      Setting: Kavango, a 'moderate' transmission risk region located in north-eastern Namibia, borders Angola, a country with higher malaria transmission levels. Objective: To determine 1) the trends in malaria incidence between 2010 and 2014 in Kavango, 2) the socio-demographic and clinical characteristics of confirmed cases in 2014, and 3) associated risk factors of cases classified as imported. Design: This was a retrospective study of malaria case investigation forms conducted in all 52 public health facilities in 2014. Incidence was derived from aggregate routine surveillance data from the Health Information System (HIS). Results: During the 5-year study, incidence fell from 53.6 to 3.6 cases per 1000 population, then increased again to 47.3/1000. Fifty-five per cent of cases were males, and 49% were aged between 5 and 17 years. Of the 2014 cases, 23% were imported, and were associated with higher odds of severe malaria (adjusted odds ratio [aOR] 1.8; 95%CI 1.01-3.29), not having long-lasting insecticide treated nets (aOR 2.1, 95%CI, 1.3-3.4) and not receiving insecticide residual spraying (aOR 3.2, 95%CI, 2.1-5.1). Conclusion: Sporadic outbreaks in the 5-year period posed a threat to malaria elimination. Better targeting of vector control interventions, strong cross-border collaboration and robust health promotion will be key to achieving malaria elimination.
    • Multi- and extensively drug-resistant tuberculosis in Latvia: trends, characteristics and treatment outcomes

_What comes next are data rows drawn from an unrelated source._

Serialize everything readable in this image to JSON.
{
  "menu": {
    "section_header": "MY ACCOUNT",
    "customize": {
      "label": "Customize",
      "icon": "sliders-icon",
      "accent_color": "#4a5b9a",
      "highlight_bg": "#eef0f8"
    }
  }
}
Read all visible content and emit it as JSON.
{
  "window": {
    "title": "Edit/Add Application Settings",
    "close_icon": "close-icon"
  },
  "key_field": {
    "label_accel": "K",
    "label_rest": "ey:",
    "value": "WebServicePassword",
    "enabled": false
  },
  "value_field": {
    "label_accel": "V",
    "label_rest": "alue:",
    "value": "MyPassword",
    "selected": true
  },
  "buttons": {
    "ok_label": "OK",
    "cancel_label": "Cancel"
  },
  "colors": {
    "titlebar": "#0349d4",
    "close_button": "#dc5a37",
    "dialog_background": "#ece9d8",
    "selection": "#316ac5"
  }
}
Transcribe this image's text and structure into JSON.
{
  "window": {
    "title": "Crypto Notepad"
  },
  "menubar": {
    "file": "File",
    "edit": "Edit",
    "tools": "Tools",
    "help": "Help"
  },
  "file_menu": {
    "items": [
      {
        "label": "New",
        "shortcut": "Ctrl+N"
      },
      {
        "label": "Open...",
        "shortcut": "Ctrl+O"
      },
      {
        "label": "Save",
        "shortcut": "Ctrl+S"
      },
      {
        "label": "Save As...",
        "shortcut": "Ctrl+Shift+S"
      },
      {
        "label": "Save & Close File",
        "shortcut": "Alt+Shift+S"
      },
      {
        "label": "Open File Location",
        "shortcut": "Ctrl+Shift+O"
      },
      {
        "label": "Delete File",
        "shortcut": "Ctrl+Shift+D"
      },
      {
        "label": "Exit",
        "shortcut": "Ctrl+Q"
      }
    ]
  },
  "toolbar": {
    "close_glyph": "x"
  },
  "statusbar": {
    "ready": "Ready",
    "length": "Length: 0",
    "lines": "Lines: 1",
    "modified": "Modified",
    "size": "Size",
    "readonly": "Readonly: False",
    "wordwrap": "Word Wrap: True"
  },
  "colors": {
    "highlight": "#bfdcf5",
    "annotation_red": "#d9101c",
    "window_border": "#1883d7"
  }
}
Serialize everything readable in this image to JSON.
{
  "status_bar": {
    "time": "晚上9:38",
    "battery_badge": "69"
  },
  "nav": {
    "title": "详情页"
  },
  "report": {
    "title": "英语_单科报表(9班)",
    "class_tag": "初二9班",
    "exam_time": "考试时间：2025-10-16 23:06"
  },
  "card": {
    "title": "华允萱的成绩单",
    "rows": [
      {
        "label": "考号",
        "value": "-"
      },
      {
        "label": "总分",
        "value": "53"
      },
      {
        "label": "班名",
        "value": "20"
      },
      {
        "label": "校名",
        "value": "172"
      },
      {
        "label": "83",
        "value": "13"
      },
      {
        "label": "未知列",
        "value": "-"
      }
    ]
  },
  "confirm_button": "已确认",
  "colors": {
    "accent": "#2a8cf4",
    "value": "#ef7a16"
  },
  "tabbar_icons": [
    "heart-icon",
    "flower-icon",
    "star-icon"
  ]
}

      Kuksa, L; Riekstina, V; Leimane, V; Ozere, I; Skenders, G; Van den Bergh, R; Kremer, K; Acosta, C D; Harries, A D (International Union Against Tuberculosis and Lung Disease, 2014-10-21)
    • Non-monetary incentives for pregnant women and antenatal attendance among Ethiopian pastoralists

      Zachariah, R; De Smet, M; Etienne, W; Khogali, M; van Den Bergh, R; Veerman, R; Harries, A D (International Union Against Tuberculosis and Lung Disease, 2014-06-21)
    • Notified tuberculosis among Singapore residents by ethnicity, 2002–2011

      Lim, L K-Y; Enarson, D A; Reid, A J; Satyanarayana, S; Cutter, J; Kyi Win, K M; Chee, C B-E; Wang, Y T (2013-12-21)
    • A 'one-stop shop' approach in antenatal care: does this improve antiretroviral treatment uptake in Zimbabwe?

      Gunguwo, H; Zachariah, R; Bissell, K; Ndebele, W; Moyo, J; Mutasa-Apollo, T (International Union Against Tuberculosis and Lung Disease, 2014-03-25)
    • Open access for operational research publications from low- and middle-income countries: who pays?

      Zachariah, R; Kumar, A M V; Reid, A J; Van den Bergh, R; Isaakidis, P; Draguez, B; Delaunois, P; Nagaraja, S B; Ramsay, A; Reeder, J C; Denisiuk, O; Ali, E; Khogali, M; Hinderaker, S G; Kosgei, R J; van Griensven, J; Quaglio, G L; Maher, D; Billo, N E; Terry, R F; Harries, A D (International Union Against Tuberculosis and Lung Disease, 2014-09-21)